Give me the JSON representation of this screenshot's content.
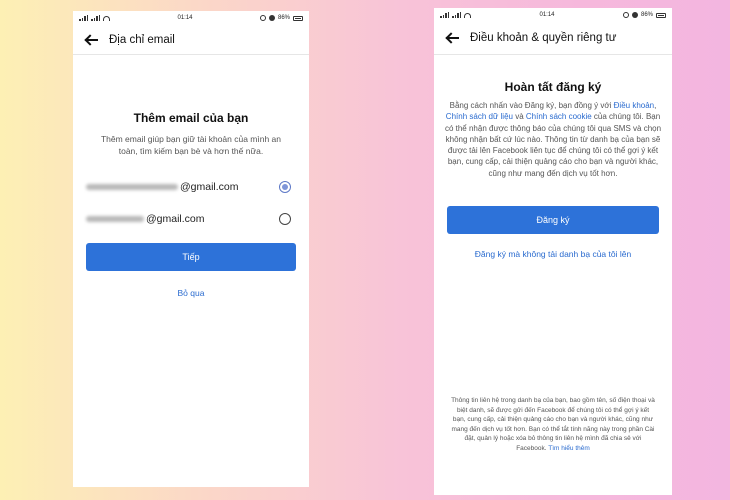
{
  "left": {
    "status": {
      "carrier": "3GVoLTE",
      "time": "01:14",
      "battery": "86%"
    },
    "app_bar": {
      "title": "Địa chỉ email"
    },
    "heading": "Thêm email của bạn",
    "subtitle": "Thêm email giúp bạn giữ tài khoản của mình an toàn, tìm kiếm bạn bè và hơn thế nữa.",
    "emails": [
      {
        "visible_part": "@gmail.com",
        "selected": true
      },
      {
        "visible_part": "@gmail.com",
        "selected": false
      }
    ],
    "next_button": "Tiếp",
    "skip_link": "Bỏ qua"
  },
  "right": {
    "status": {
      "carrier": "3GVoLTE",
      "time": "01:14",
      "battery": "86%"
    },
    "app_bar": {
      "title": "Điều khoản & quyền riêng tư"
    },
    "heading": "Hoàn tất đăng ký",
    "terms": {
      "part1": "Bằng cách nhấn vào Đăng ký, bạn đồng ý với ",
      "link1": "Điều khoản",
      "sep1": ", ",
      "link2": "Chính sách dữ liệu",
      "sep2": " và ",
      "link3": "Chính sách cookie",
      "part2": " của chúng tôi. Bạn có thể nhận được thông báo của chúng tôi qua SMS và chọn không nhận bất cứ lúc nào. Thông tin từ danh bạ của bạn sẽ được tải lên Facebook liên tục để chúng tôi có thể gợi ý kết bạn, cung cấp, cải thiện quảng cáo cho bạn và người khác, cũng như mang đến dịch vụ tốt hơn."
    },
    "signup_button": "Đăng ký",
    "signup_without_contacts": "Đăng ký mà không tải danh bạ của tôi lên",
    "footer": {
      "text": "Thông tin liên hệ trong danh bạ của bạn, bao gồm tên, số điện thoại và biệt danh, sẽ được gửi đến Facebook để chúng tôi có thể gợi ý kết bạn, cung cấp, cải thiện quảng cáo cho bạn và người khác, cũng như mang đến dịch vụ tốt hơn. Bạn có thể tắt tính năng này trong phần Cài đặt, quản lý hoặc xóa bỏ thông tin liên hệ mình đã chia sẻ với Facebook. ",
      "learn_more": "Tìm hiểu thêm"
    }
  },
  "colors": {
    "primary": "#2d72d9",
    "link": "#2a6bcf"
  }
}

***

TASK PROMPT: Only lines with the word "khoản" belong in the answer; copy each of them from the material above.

RESULT:
    "subtitle": "Thêm email giúp bạn giữ tài khoản của mình an toàn, tìm kiếm bạn bè và hơn thế nữa.",
      "title": "Điều khoản & quyền riêng tư"
      "link1": "Điều khoản",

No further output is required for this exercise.